Following their exclusion, the CIR, noting that ‘Canada proclaims itself a liberal country’, posed a rhetorical question: ‘Since when, we wonder, is it a liberal value to silence your opposition?’
Liberals have been acutely aware of the contradiction between their theory and their practice, the latter of which has governed necessarily by the need to protect liberalism from existential threats—or, as we perceive it, the need to maintain liberal hegemony for all time. Accordingly, while they believe in tolerance, on the basis that everyone should have equal rights and dignity, they have debated whether there should be limits to tolerance, aware that there are some groups are less equal that others. This represents the debate of wishy-washy liberalism (idealists) versus ‘muscular liberalism’ (pragmatists).
The blindness of both these factions is apparent in the fact that the idealists see the pragmatist position as a dangerous compromise, while the pragmatists see their position as a necessary compromise. In other words, placing limits to toleration is, by their admission, a contradiction of liberal theory.

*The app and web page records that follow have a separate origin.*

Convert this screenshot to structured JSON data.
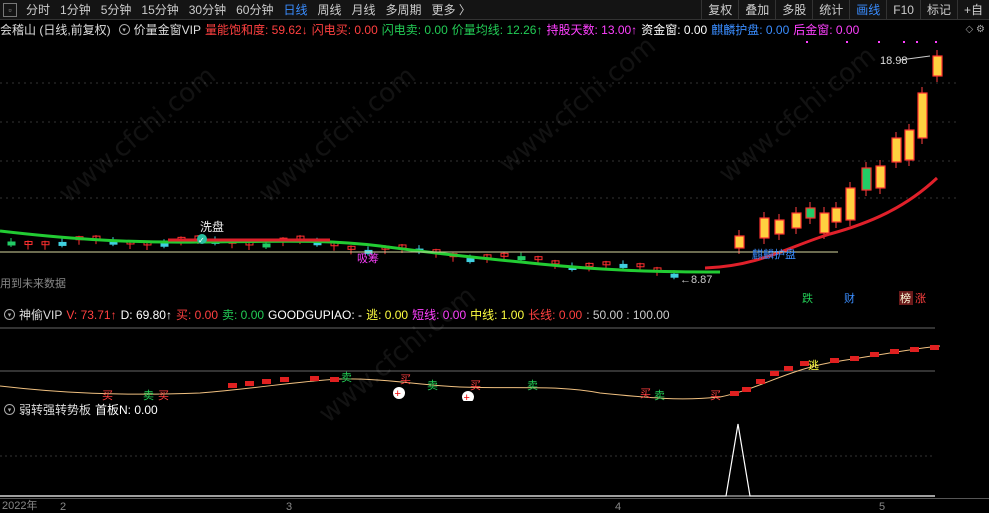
{
  "toolbar": {
    "timeframes": [
      "分时",
      "1分钟",
      "5分钟",
      "15分钟",
      "30分钟",
      "60分钟",
      "日线",
      "周线",
      "月线",
      "多周期",
      "更多 〉"
    ],
    "active": "日线",
    "right": [
      "复权",
      "叠加",
      "多股",
      "统计",
      "画线",
      "F10",
      "标记",
      "+自"
    ]
  },
  "main_legend": {
    "stock": "会稽山 (日线,前复权)",
    "indicator": "价量金窗VIP",
    "items": [
      {
        "label": "量能饱和度: 59.62↓",
        "color": "#ff4040"
      },
      {
        "label": "闪电买: 0.00",
        "color": "#ff4040"
      },
      {
        "label": "闪电卖: 0.00",
        "color": "#22cc55"
      },
      {
        "label": "价量均线: 12.26↑",
        "color": "#22cc55"
      },
      {
        "label": "持股天数: 13.00↑",
        "color": "#ff40ff"
      },
      {
        "label": "资金窗: 0.00",
        "color": "#ffffff"
      },
      {
        "label": "麒麟护盘: 0.00",
        "color": "#3a8dff"
      },
      {
        "label": "后金窗: 0.00",
        "color": "#ff40ff"
      }
    ]
  },
  "main_chart": {
    "high_label": "18.98",
    "low_label": "8.87",
    "xipan": "洗盘",
    "text_qilin": "麒麟护盘",
    "text_mid": "吸筹",
    "future_text": "用到未来数据",
    "markers": [
      "跌",
      "财",
      "榜",
      "涨"
    ]
  },
  "sub1_legend": {
    "indicator": "神偷VIP",
    "items": [
      {
        "label": "V: 73.71↑",
        "color": "#ff4040"
      },
      {
        "label": "D: 69.80↑",
        "color": "#ffffff"
      },
      {
        "label": "买: 0.00",
        "color": "#ff4040"
      },
      {
        "label": "卖: 0.00",
        "color": "#22cc55"
      },
      {
        "label": "GOODGUPIAO: -",
        "color": "#ffffff"
      },
      {
        "label": "逃: 0.00",
        "color": "#ffff40"
      },
      {
        "label": "短线: 0.00",
        "color": "#ff40ff"
      },
      {
        "label": "中线: 1.00",
        "color": "#ffff40"
      },
      {
        "label": "长线: 0.00",
        "color": "#ff4040"
      },
      {
        "label": ": 50.00 : 100.00",
        "color": "#cccccc"
      }
    ]
  },
  "sub1_chart": {
    "buy_labels": [
      "买",
      "买",
      "买",
      "买",
      "买",
      "买"
    ],
    "sell_labels": [
      "卖",
      "卖",
      "卖",
      "卖",
      "卖"
    ],
    "escape": "逃"
  },
  "sub2_legend": {
    "indicator": "弱转强转势板",
    "items": [
      {
        "label": "首板N: 0.00",
        "color": "#ffffff"
      }
    ]
  },
  "xaxis": [
    "2022年",
    "2",
    "3",
    "4",
    "5"
  ],
  "watermark": "www.cfchi.com"
}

Yet, there is no contradiction at all. In liberalism the historical subject is the individual; the individual is the measure of all things. The idea behind liberalism is to ‘liberate’ the individual from anything external or transcendent to the individual: faith, tradition, and authority. The latter all imply hierarchy. Stripped of these, an individual becomes like any other, an equal, replaceable, and interchangeable unit. What is more, what applies to one, applies to all equally, everywhere and always. Furthermore, all are equally entitled to a slice of the pie. Equality becomes, this way, an absolute moral good, which is taken for granted and cannot be assailed philosophically. The ideology of human rights rests on this moral-philosophical foundation.
The above applies in classical liberalism. Modern liberalism, practiced by all mainstream parties, incorporates Marxist critiques. Marxism, like liberalism, sees the world entirely in material terms. This derives from liberalism’s rejection of any transcendent dimension in life. In such a world, the only thing that matters are material conditions, which, for the Marxists, are linked inextricably to power relations between one group of individuals and another. The historical subject, therefore, is class. Marxism is about protecting a class perceived as powerless from a class perceived as powerful.
The influx of non-European settlers from all parts of the world into traditional White homelands and triumphant settler colonial projects like the United States, Canada, Australia, and New Zealand, have resulted, as we well know, from both liberalism and Marxism, and the interactions between the two. In this situation, settlers from the Third World (mislabelled ‘immigrants’) are treated as a class and Whites as another class. Most of the establishment politicians are Whites, and it is Whites who believe sincerely in these egalitarian ideologies, so settlers, because they arrive as appellants to the established authority, which is assumed to be White, are treated as powerless and in need of protection from the powerful Whites.
A White person who values his Whiteness signals his belief that Whiteness ought to have a privileged position and thereby signals his rejection of the absolute moral goodness of equality. We have seen that equality is fundamental, not only as a value, but also to the concept of human rights. Therefore, a White person who campaigns for White interests automatically puts his humanity into question, not only in terms of his capability for human fellowship, but also in terms of his eligibility for equality of rights and dignity. This is why a White advocate is never accorded the same rights and privileges as other citizens, and why it is perfectly normal and natural for individuals representing an organisation like CIR to be excluded from the democratic process. The exclusion is entirely unproblematic, both in theory and in practice. Egalitarianism is a closed universe where only egalitarians can exist. In this universe non-egalitarians are incomprehensible: surely, no sane, moral person would ever think equality is anything but good, right?
It is indeed a liberal value to silence opposition.